Expressing IPv6 addresses
Updated: January 21, 2005
Applies To: Windows Server 2003, Windows Server 2003 R2, Windows Server 2003 with SP1, Windows Server 2003 with SP2
Expressing IPv6 addresses
IPv4 addresses are represented in dotted-decimal format. This 32-bit address is divided along 8-bit boundaries. Each set of 8 bits is converted to its decimal equivalent and separated by periods. For IPv6, the 128-bit address is divided along 16-bit boundaries, and each 16-bit block is converted to a 4-digit hexadecimal number and separated by colons. The resulting representation is called colon-hexadecimal.
The following is an IPv6 address in binary form:
The 128-bit address is divided along 16-bit boundaries, as follows:
0010000111011010 0000000011010011 0000000000000000 0010111100111011 0000001010101010 0000000011111111 1111111000101000 1001110001011010
Each 16-bit block is converted to hexadecimal and delimited with colons. The result is:
IPv6 representation can be further simplified by removing the leading zeros within each 16-bit block. However, each block must have at least a single digit. With leading zero suppression, the address representation becomes:

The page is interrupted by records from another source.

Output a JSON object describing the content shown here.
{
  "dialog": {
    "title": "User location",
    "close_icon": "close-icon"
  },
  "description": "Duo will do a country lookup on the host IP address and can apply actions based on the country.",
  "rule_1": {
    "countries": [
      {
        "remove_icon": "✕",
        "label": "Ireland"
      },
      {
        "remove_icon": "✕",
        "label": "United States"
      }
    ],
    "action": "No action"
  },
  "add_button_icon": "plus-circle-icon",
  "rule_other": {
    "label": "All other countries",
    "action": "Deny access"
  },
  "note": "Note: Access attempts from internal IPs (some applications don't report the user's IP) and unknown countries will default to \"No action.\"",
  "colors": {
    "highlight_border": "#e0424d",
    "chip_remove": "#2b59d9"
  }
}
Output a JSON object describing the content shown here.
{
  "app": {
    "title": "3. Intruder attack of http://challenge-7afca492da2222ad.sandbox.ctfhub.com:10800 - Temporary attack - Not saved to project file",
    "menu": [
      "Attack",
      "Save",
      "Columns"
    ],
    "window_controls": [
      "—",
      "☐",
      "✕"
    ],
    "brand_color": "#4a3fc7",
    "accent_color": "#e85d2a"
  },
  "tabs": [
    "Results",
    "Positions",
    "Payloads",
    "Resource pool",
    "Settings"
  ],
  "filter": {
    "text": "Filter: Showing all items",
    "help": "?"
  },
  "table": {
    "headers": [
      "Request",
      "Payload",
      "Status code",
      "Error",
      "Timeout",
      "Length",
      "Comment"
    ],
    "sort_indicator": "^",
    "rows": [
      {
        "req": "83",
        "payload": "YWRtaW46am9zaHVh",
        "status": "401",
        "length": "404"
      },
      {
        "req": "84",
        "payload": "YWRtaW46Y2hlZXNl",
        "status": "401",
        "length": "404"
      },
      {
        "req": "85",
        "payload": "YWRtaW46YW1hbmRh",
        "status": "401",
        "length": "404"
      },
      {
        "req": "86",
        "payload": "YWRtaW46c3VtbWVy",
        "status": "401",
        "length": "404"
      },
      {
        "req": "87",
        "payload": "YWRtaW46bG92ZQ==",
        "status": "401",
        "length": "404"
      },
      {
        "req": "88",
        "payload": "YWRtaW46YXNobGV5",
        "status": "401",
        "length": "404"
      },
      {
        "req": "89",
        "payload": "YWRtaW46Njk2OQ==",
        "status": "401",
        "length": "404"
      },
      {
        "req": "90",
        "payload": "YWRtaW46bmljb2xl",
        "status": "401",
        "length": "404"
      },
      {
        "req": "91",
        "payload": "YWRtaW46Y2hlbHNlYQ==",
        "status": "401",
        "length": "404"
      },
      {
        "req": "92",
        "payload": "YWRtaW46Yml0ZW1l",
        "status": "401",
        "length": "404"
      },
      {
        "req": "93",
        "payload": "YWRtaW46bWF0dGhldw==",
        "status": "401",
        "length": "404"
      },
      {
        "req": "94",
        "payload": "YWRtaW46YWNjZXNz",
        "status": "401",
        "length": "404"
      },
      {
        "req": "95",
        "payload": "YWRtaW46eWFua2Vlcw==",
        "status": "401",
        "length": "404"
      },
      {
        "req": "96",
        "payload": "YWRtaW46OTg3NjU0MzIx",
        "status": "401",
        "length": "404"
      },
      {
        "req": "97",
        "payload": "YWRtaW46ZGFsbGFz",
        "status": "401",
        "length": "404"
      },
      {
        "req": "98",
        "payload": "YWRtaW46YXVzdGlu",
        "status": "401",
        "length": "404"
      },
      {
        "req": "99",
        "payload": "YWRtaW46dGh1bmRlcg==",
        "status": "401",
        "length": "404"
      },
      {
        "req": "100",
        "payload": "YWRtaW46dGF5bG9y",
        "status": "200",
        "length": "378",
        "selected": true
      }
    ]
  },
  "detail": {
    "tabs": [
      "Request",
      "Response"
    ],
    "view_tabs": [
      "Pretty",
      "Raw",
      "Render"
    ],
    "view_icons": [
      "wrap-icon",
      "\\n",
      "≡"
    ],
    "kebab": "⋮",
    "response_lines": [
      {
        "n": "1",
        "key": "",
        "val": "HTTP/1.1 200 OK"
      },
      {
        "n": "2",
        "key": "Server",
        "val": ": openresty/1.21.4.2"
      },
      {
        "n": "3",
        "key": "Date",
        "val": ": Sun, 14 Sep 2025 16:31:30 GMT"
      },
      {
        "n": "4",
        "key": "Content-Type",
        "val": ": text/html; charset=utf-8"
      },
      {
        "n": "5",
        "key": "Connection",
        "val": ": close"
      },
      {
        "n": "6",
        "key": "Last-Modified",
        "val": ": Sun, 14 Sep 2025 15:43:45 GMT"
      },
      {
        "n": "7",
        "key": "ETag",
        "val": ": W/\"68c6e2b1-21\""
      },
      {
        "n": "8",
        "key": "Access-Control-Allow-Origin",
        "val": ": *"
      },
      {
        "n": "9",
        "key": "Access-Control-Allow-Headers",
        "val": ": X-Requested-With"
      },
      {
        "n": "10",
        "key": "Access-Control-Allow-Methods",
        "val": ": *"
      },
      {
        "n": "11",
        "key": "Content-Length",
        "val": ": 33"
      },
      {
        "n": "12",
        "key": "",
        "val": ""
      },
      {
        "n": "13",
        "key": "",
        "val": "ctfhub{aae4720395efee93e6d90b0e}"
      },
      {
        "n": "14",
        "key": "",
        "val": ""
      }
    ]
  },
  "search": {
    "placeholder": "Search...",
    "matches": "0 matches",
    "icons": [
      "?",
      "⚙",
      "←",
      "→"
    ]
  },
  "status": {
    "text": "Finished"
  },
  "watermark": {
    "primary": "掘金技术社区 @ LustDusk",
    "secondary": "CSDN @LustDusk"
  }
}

Some types of addresses contain long sequences of zeros. To further simplify the representation of IPv6 addresses, a contiguous sequence of 16-bit blocks set to 0 in the colon-hexadecimal format can be compressed to :: (known as double-colon).
For example, the link-local address of FE80:0:0:0:2AA:FF:FE9A:4CA2 can be compressed to FE80::2AA:FF:FE9A:4CA2. The multicast address of FF02:0:0:0:0:0:0:2 can be compressed to FF02::2. Zero compression can only be used to compress a single contiguous series of 16-bit blocks expressed in colon-hexadecimal notation. You cannot use zero compression to include part of a 16-bit block. For example, you cannot express FF02:30:0:0:0:0:0:5 as FF02:3::5.
To determine how many 0 bits are represented by the ::, you can count the number of blocks in the compressed address, subtract this number from 8, and then multiply the result by 16. For example, in the address FF02::2, there are two blocks (the FF02 block and the 2 block). The number of bits expressed by the :: is 96 (96 = (8 - 2) × 16).
Zero compression can only be used once in a given address. Otherwise, you could not determine the number of 0 bits represented by each instance of a double-colon (::).
The prefix is the part of the address that indicates the bits that have fixed values or are the bits of the network identifier. Prefixes for IPv6 routes and subnet identifiers are expressed in the same way as Classless Inter-Domain Routing (CIDR) notation for IPv4. An IPv6 prefix is written in address/prefix-length notation. For example, 21DA:D3::/48 is a route prefix and 21DA:D3:0:2F3B::/64 is a subnet prefix.
IPv4 implementations commonly use a dotted decimal representation of the network prefix known as the subnet mask. A subnet mask is not used in IPv6. Only prefix-length notation is supported.